Each of the lines below must be retyped character for character.

Entries from a dataset of interfaces:
────────

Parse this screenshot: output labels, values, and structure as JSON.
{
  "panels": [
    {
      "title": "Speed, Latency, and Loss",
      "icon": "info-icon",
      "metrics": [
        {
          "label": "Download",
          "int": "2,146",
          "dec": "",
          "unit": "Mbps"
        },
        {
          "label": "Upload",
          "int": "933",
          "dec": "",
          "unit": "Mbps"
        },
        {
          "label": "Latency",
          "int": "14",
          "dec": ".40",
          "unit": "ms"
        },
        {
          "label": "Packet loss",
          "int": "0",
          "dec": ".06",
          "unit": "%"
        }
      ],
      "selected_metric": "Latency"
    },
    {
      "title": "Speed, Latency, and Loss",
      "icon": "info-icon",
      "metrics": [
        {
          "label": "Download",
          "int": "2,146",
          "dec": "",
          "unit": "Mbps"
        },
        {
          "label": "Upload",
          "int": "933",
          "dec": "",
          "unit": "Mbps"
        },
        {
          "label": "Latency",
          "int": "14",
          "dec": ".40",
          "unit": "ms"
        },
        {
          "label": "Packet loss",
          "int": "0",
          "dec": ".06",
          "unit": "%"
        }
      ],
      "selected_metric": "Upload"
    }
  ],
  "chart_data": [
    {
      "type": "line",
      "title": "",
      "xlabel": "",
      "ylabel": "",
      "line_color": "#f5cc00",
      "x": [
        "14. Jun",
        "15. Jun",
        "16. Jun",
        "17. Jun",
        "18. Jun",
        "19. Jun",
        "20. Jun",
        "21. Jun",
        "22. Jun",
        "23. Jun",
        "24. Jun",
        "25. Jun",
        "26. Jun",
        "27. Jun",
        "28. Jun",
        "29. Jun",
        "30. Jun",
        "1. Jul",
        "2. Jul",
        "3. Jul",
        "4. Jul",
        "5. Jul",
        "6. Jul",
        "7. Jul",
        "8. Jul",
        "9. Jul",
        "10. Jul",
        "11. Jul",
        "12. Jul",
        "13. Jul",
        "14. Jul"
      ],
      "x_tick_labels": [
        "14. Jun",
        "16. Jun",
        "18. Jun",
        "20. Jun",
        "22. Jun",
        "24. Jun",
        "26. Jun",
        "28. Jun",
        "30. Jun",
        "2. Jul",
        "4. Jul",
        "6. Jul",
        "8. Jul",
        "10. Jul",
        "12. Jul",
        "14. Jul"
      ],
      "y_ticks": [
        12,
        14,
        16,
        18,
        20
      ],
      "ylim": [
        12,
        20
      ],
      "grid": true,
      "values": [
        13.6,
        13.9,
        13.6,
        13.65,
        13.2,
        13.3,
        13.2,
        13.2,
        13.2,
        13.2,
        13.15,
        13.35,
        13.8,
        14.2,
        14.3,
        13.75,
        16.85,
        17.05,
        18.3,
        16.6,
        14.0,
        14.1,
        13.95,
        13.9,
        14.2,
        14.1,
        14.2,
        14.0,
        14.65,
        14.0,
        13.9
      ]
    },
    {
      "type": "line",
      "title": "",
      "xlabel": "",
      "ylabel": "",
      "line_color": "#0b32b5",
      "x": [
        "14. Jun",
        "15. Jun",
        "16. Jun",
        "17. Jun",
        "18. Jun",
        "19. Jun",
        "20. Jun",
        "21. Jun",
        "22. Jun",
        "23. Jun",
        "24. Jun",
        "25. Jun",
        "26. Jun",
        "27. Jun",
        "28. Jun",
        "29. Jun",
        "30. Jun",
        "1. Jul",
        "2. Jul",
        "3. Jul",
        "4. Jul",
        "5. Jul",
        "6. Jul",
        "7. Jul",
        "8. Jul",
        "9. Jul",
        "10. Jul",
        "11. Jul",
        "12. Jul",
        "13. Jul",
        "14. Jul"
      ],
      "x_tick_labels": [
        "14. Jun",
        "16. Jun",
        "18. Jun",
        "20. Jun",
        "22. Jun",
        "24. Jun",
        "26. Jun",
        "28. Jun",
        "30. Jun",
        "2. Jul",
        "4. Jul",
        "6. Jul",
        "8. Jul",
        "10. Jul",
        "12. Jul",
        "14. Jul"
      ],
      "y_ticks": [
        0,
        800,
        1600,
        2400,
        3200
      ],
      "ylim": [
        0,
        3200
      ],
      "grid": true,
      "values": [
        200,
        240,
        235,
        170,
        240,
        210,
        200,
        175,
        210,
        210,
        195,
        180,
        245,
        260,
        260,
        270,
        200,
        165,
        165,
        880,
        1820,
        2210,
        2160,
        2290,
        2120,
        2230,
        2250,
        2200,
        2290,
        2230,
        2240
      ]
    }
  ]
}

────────

• Answer to this task:
Parse this screenshot: output labels, values, and structure as JSON.
{
  "panels": [
    {
      "title": "Speed, Latency, and Loss",
      "icon": "info-icon",
      "metrics": [
        {
          "label": "Download",
          "int": "2,146",
          "dec": "",
          "unit": "Mbps"
        },
        {
          "label": "Upload",
          "int": "933",
          "dec": "",
          "unit": "Mbps"
        },
        {
          "label": "Latency",
          "int": "14",
          "dec": ".40",
          "unit": "ms"
        },
        {
          "label": "Packet loss",
          "int": "0",
          "dec": ".06",
          "unit": "%"
        }
      ],
      "selected_metric": "Latency"
    },
    {
      "title": "Speed, Latency, and Loss",
      "icon": "info-icon",
      "metrics": [
        {
          "label": "Download",
          "int": "2,146",
          "dec": "",
          "unit": "Mbps"
        },
        {
          "label": "Upload",
          "int": "933",
          "dec": "",
          "unit": "Mbps"
        },
        {
          "label": "Latency",
          "int": "14",
          "dec": ".40",
          "unit": "ms"
        },
        {
          "label": "Packet loss",
          "int": "0",
          "dec": ".06",
          "unit": "%"
        }
      ],
      "selected_metric": "Upload"
    }
  ],
  "chart_data": [
    {
      "type": "line",
      "title": "",
      "xlabel": "",
      "ylabel": "",
      "line_color": "#f5cc00",
      "x": [
        "14. Jun",
        "15. Jun",
        "16. Jun",
        "17. Jun",
        "18. Jun",
        "19. Jun",
        "20. Jun",
        "21. Jun",
        "22. Jun",
        "23. Jun",
        "24. Jun",
        "25. Jun",
        "26. Jun",
        "27. Jun",
        "28. Jun",
        "29. Jun",
        "30. Jun",
        "1. Jul",
        "2. Jul",
        "3. Jul",
        "4. Jul",
        "5. Jul",
        "6. Jul",
        "7. Jul",
        "8. Jul",
        "9. Jul",
        "10. Jul",
        "11. Jul",
        "12. Jul",
        "13. Jul",
        "14. Jul"
      ],
      "x_tick_labels": [
        "14. Jun",
        "16. Jun",
        "18. Jun",
        "20. Jun",
        "22. Jun",
        "24. Jun",
        "26. Jun",
        "28. Jun",
        "30. Jun",
        "2. Jul",
        "4. Jul",
        "6. Jul",
        "8. Jul",
        "10. Jul",
        "12. Jul",
        "14. Jul"
      ],
      "y_ticks": [
        12,
        14,
        16,
        18,
        20
      ],
      "ylim": [
        12,
        20
      ],
      "grid": true,
      "values": [
        13.6,
        13.9,
        13.6,
        13.65,
        13.2,
        13.3,
        13.2,
        13.2,
        13.2,
        13.2,
        13.15,
        13.35,
        13.8,
        14.2,
        14.3,
        13.75,
        16.85,
        17.05,
        18.3,
        16.6,
        14.0,
        14.1,
        13.95,
        13.9,
        14.2,
        14.1,
        14.2,
        14.0,
        14.65,
        14.0,
        13.9
      ]
    },
    {
      "type": "line",
      "title": "",
      "xlabel": "",
      "ylabel": "",
      "line_color": "#0b32b5",
      "x": [
        "14. Jun",
        "15. Jun",
        "16. Jun",
        "17. Jun",
        "18. Jun",
        "19. Jun",
        "20. Jun",
        "21. Jun",
        "22. Jun",
        "23. Jun",
        "24. Jun",
        "25. Jun",
        "26. Jun",
        "27. Jun",
        "28. Jun",
        "29. Jun",
        "30. Jun",
        "1. Jul",
        "2. Jul",
        "3. Jul",
        "4. Jul",
        "5. Jul",
        "6. Jul",
        "7. Jul",
        "8. Jul",
        "9. Jul",
        "10. Jul",
        "11. Jul",
        "12. Jul",
        "13. Jul",
        "14. Jul"
      ],
      "x_tick_labels": [
        "14. Jun",
        "16. Jun",
        "18. Jun",
        "20. Jun",
        "22. Jun",
        "24. Jun",
        "26. Jun",
        "28. Jun",
        "30. Jun",
        "2. Jul",
        "4. Jul",
        "6. Jul",
        "8. Jul",
        "10. Jul",
        "12. Jul",
        "14. Jul"
      ],
      "y_ticks": [
        0,
        800,
        1600,
        2400,
        3200
      ],
      "ylim": [
        0,
        3200
      ],
      "grid": true,
      "values": [
        200,
        240,
        235,
        170,
        240,
        210,
        200,
        175,
        210,
        210,
        195,
        180,
        245,
        260,
        260,
        270,
        200,
        165,
        165,
        880,
        1820,
        2210,
        2160,
        2290,
        2120,
        2230,
        2250,
        2200,
        2290,
        2230,
        2240
      ]
    }
  ]
}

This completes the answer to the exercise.